Entries supplied.

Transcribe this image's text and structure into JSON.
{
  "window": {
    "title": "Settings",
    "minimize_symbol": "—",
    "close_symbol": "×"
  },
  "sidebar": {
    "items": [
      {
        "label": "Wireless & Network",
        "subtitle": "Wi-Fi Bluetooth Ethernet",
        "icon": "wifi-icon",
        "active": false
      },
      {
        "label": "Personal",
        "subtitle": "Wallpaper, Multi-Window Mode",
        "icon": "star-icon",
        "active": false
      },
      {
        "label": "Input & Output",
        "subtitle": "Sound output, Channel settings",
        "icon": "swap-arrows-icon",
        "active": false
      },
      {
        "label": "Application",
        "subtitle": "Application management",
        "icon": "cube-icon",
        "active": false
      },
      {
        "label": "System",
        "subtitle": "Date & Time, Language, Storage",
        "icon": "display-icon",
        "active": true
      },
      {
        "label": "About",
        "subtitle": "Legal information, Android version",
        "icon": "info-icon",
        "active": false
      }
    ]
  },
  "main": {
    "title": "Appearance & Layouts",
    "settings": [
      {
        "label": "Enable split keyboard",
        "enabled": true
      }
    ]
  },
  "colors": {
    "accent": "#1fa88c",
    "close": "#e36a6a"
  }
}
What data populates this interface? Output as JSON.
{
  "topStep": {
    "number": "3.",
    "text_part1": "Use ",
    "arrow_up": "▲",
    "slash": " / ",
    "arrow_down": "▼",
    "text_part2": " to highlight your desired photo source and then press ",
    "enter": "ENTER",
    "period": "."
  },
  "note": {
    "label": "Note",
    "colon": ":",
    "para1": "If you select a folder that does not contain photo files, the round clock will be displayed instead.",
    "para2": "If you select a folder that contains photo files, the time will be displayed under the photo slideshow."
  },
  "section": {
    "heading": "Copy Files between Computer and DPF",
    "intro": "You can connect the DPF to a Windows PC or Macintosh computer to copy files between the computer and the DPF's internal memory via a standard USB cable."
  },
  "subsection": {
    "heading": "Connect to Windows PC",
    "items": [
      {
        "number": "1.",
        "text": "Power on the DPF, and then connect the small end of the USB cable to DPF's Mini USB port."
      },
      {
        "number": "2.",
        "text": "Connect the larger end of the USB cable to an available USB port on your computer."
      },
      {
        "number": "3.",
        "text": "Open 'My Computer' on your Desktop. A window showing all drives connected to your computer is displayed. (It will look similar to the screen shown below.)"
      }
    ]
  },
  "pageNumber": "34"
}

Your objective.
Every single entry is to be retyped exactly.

Exercise answer.
Transcribe this image's text and structure into JSON.
{
  "window": {
    "title": "Settings",
    "minimize_symbol": "—",
    "close_symbol": "×"
  },
  "sidebar": {
    "items": [
      {
        "label": "Wireless & Network",
        "subtitle": "Wi-Fi Bluetooth Ethernet",
        "icon": "wifi-icon",
        "active": false
      },
      {
        "label": "Personal",
        "subtitle": "Wallpaper, Multi-Window Mode",
        "icon": "star-icon",
        "active": false
      },
      {
        "label": "Input & Output",
        "subtitle": "Sound output, Channel settings",
        "icon": "swap-arrows-icon",
        "active": false
      },
      {
        "label": "Application",
        "subtitle": "Application management",
        "icon": "cube-icon",
        "active": false
      },
      {
        "label": "System",
        "subtitle": "Date & Time, Language, Storage",
        "icon": "display-icon",
        "active": true
      },
      {
        "label": "About",
        "subtitle": "Legal information, Android version",
        "icon": "info-icon",
        "active": false
      }
    ]
  },
  "main": {
    "title": "Appearance & Layouts",
    "settings": [
      {
        "label": "Enable split keyboard",
        "enabled": true
      }
    ]
  },
  "colors": {
    "accent": "#1fa88c",
    "close": "#e36a6a"
  }
}
What data populates this interface? Output as JSON.
{
  "topStep": {
    "number": "3.",
    "text_part1": "Use ",
    "arrow_up": "▲",
    "slash": " / ",
    "arrow_down": "▼",
    "text_part2": " to highlight your desired photo source and then press ",
    "enter": "ENTER",
    "period": "."
  },
  "note": {
    "label": "Note",
    "colon": ":",
    "para1": "If you select a folder that does not contain photo files, the round clock will be displayed instead.",
    "para2": "If you select a folder that contains photo files, the time will be displayed under the photo slideshow."
  },
  "section": {
    "heading": "Copy Files between Computer and DPF",
    "intro": "You can connect the DPF to a Windows PC or Macintosh computer to copy files between the computer and the DPF's internal memory via a standard USB cable."
  },
  "subsection": {
    "heading": "Connect to Windows PC",
    "items": [
      {
        "number": "1.",
        "text": "Power on the DPF, and then connect the small end of the USB cable to DPF's Mini USB port."
      },
      {
        "number": "2.",
        "text": "Connect the larger end of the USB cable to an available USB port on your computer."
      },
      {
        "number": "3.",
        "text": "Open 'My Computer' on your Desktop. A window showing all drives connected to your computer is displayed. (It will look similar to the screen shown below.)"
      }
    ]
  },
  "pageNumber": "34"
}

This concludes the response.